He expects actual construction to take no more than 30 to 45 days, he said.

Yield sign coming to Bangor area Highway 3 merge

The in basket: Don Erickson of Seabeck wrote in July to say “Everyday when I leave Keyport,  I travel west on Luoto Road to Highway 3 and

turn left to the southbound on-ramp of the highway. Shortly after

entering the on-ramp, there are two lanes of traffic from Bangor merging

from the right. 

“Since I’m going straight ahead and the traffic is coming

from the right, I say I have the right of way. But everyday its a fight

to keep from getting bumped from the Bangor traffic flying around the

curve and trying to merge into my lane and further left onto the

highway. 

“Who has the right of way and can there be any enforcement of a

speed limit on the Bangor traffic coming around the curve heading south?”

The out basket: State Trooper Krista Hedstrom, spokeswoman for the local detachments, says Don is incorrect in his belief that he has the right of way there. 

The Merge sign depicts the two lanes from Bangor with a thicker line than it does the single lane Don uses, and the greater thickness of the line confers right of way.

She notes that despite the sign’s placement on the shoulder of the double right turn access, it’s still visible by the single lane. “I do agree, though, that it would not hurt to have another sign placed in a location more visible,” she added.

I had not heard Krista’s interpretation of varying thickness of lines on a Merge sign before, so I asked Olympic Region Traffic Operations Engineer Steve Bennett if the traffic engineer’s bible, the Manual on Uniform Traffic  Control Devices supports it. 

Not in so many words, he replied, but it can be inferred from the words that ARE used. But just “to clear things up, we will be installing a Yield sign so that the single-lane ramp yields to the double-lane ramp,” he said.

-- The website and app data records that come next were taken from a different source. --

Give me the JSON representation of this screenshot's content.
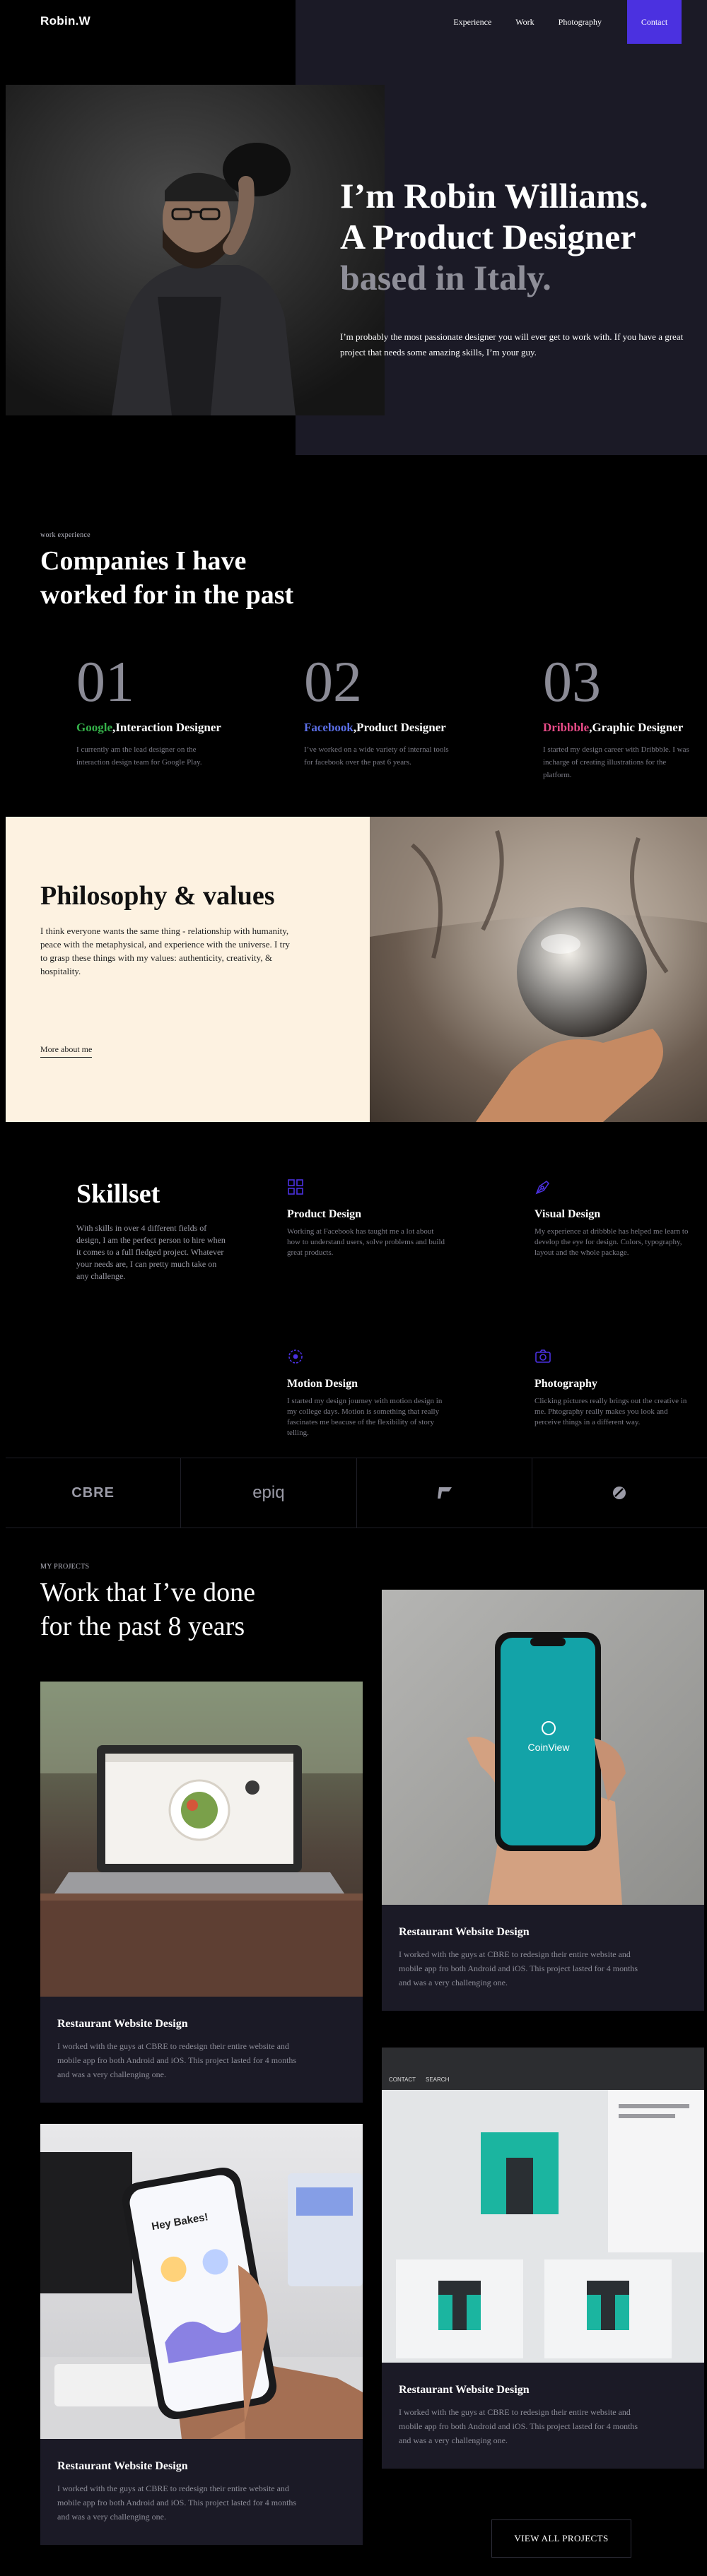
{
  "header": {
    "logo": "Robin.W",
    "nav": [
      "Experience",
      "Work",
      "Photography"
    ],
    "contact_label": "Contact"
  },
  "hero": {
    "line1": "I’m Robin Williams.",
    "line2": "A Product Designer",
    "line3": "based in Italy.",
    "subtitle": "I’m probably the most passionate designer you will ever get to work with. If you have a great project that needs some amazing skills, I’m your guy."
  },
  "experience": {
    "eyebrow": "work experience",
    "title_line1": "Companies I have",
    "title_line2": "worked for in the past",
    "items": [
      {
        "num": "01",
        "brand": "Google",
        "brand_color": "#35b24a",
        "role": ",Interaction Designer",
        "desc": "I currently am the lead designer on the interaction design team for Google Play."
      },
      {
        "num": "02",
        "brand": "Facebook",
        "brand_color": "#5b6fe8",
        "role": ",Product Designer",
        "desc": "I’ve worked on a wide variety of internal tools for facebook over the past 6 years."
      },
      {
        "num": "03",
        "brand": "Dribbble",
        "brand_color": "#ea4c89",
        "role": ",Graphic Designer",
        "desc": "I started my design career with Dribbble. I was incharge of creating illustrations for the platform."
      }
    ]
  },
  "philosophy": {
    "title": "Philosophy & values",
    "text": "I think everyone wants the same thing - relationship with humanity, peace with the metaphysical, and experience with the universe. I try to grasp these things with my values: authenticity, creativity, & hospitality.",
    "link": "More about me"
  },
  "skillset": {
    "title": "Skillset",
    "text": "With skills in over 4 different fields of design, I am the perfect person to hire when it comes to a full fledged project. Whatever your needs are, I can pretty much take on any challenge.",
    "accent": "#4b31e0",
    "items": [
      {
        "icon": "grid-icon",
        "title": "Product Design",
        "desc": "Working at Facebook has taught me a lot about how to understand users, solve problems and build great products."
      },
      {
        "icon": "pen-tool-icon",
        "title": "Visual Design",
        "desc": "My experience at dribbble has helped me learn to develop the eye for design. Colors, typography, layout and the whole package."
      },
      {
        "icon": "motion-circle-icon",
        "title": "Motion Design",
        "desc": "I started my design journey with motion design in my college days. Motion is something that really fascinates me beacuse of the flexibility of story telling."
      },
      {
        "icon": "camera-icon",
        "title": "Photography",
        "desc": "Clicking pictures really brings out the creative in me. Phtography really makes you look and perceive things in a different way."
      }
    ]
  },
  "logos": [
    "CBRE",
    "epiq",
    "flag-mark-logo",
    "leaf-mark-logo"
  ],
  "projects": {
    "eyebrow": "MY PROJECTS",
    "title_line1": "Work that I’ve done",
    "title_line2": "for the past 8 years",
    "cards": [
      {
        "title": "Restaurant Website Design",
        "desc": "I worked with the guys at CBRE to redesign their entire website and mobile app fro both Android and iOS. This project lasted for 4 months and was a very challenging one."
      },
      {
        "title": "Restaurant Website Design",
        "desc": "I worked with the guys at CBRE to redesign their entire website and mobile app fro both Android and iOS. This project lasted for 4 months and was a very challenging one."
      },
      {
        "title": "Restaurant Website Design",
        "desc": "I worked with the guys at CBRE to redesign their entire website and mobile app fro both Android and iOS. This project lasted for 4 months and was a very challenging one."
      },
      {
        "title": "Restaurant Website Design",
        "desc": "I worked with the guys at CBRE to redesign their entire website and mobile app fro both Android and iOS. This project lasted for 4 months and was a very challenging one."
      }
    ],
    "phone_app_name": "CoinView",
    "mock_nav": [
      "CONTACT",
      "SEARCH"
    ],
    "mock_greeting": "Hey Bakes!",
    "view_all": "VIEW ALL PROJECTS"
  }
}
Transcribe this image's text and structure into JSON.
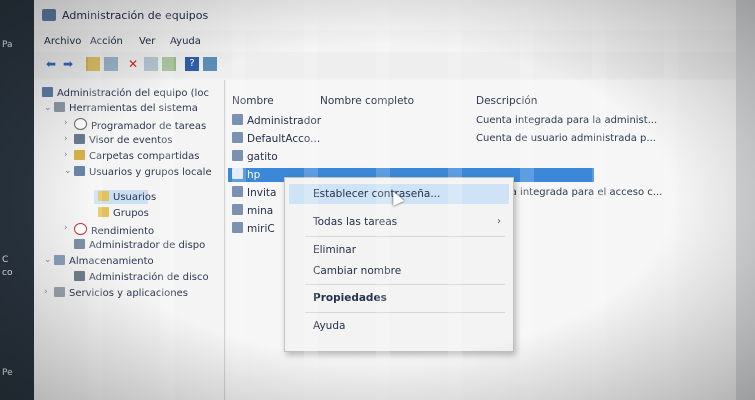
{
  "desktop": {
    "labels": [
      "Pa",
      "C",
      "co",
      "Pe"
    ]
  },
  "window": {
    "title": "Administración de equipos"
  },
  "menu": [
    "Archivo",
    "Acción",
    "Ver",
    "Ayuda"
  ],
  "toolbar": {
    "icons": [
      "back-arrow-icon",
      "forward-arrow-icon",
      "up-folder-icon",
      "show-tree-icon",
      "delete-icon",
      "properties-icon",
      "export-icon",
      "help-icon",
      "view-icon"
    ]
  },
  "tree": {
    "root": "Administración del equipo (loc",
    "system_tools": "Herramientas del sistema",
    "task_scheduler": "Programador de tareas",
    "event_viewer": "Visor de eventos",
    "shared_folders": "Carpetas compartidas",
    "users_groups": "Usuarios y grupos locale",
    "users": "Usuarios",
    "groups": "Grupos",
    "performance": "Rendimiento",
    "device_manager": "Administrador de dispo",
    "storage": "Almacenamiento",
    "disk_manager": "Administración de disco",
    "services": "Servicios y aplicaciones"
  },
  "list": {
    "headers": {
      "name": "Nombre",
      "fullname": "Nombre completo",
      "description": "Descripción"
    },
    "rows": [
      {
        "name": "Administrador",
        "desc": "Cuenta integrada para la administ..."
      },
      {
        "name": "DefaultAcco...",
        "desc": "Cuenta de usuario administrada p..."
      },
      {
        "name": "gatito",
        "desc": ""
      },
      {
        "name": "hp",
        "desc": ""
      },
      {
        "name": "Invita",
        "desc": "uenta integrada para el acceso c..."
      },
      {
        "name": "mina",
        "desc": ""
      },
      {
        "name": "miriC",
        "desc": ""
      }
    ]
  },
  "context_menu": {
    "set_password": "Establecer contraseña...",
    "all_tasks": "Todas las tareas",
    "delete": "Eliminar",
    "rename": "Cambiar nombre",
    "properties": "Propiedades",
    "help": "Ayuda"
  },
  "colors": {
    "selection": "#3b88d8",
    "hover": "#cfe3f6",
    "tree_selected": "#c9dff4"
  }
}
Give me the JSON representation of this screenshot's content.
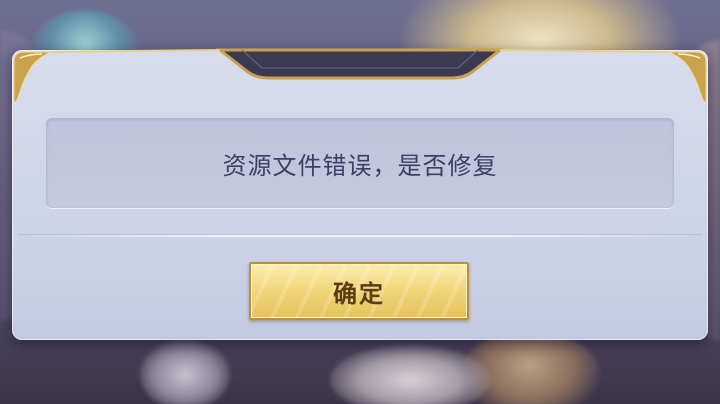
{
  "dialog": {
    "message": "资源文件错误，是否修复",
    "confirm_label": "确定"
  },
  "colors": {
    "dialog_bg": "#d7dced",
    "message_text": "#3a3f63",
    "button_gold": "#f2d77b",
    "frame_gold": "#c9a24e"
  }
}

As for speed enforcement there, they will definitely attend to that, says Krista, but the freeway’s 60 mph is the speed limit on its on-ramps so a driver would really have to be hitting it to exceed the limit there.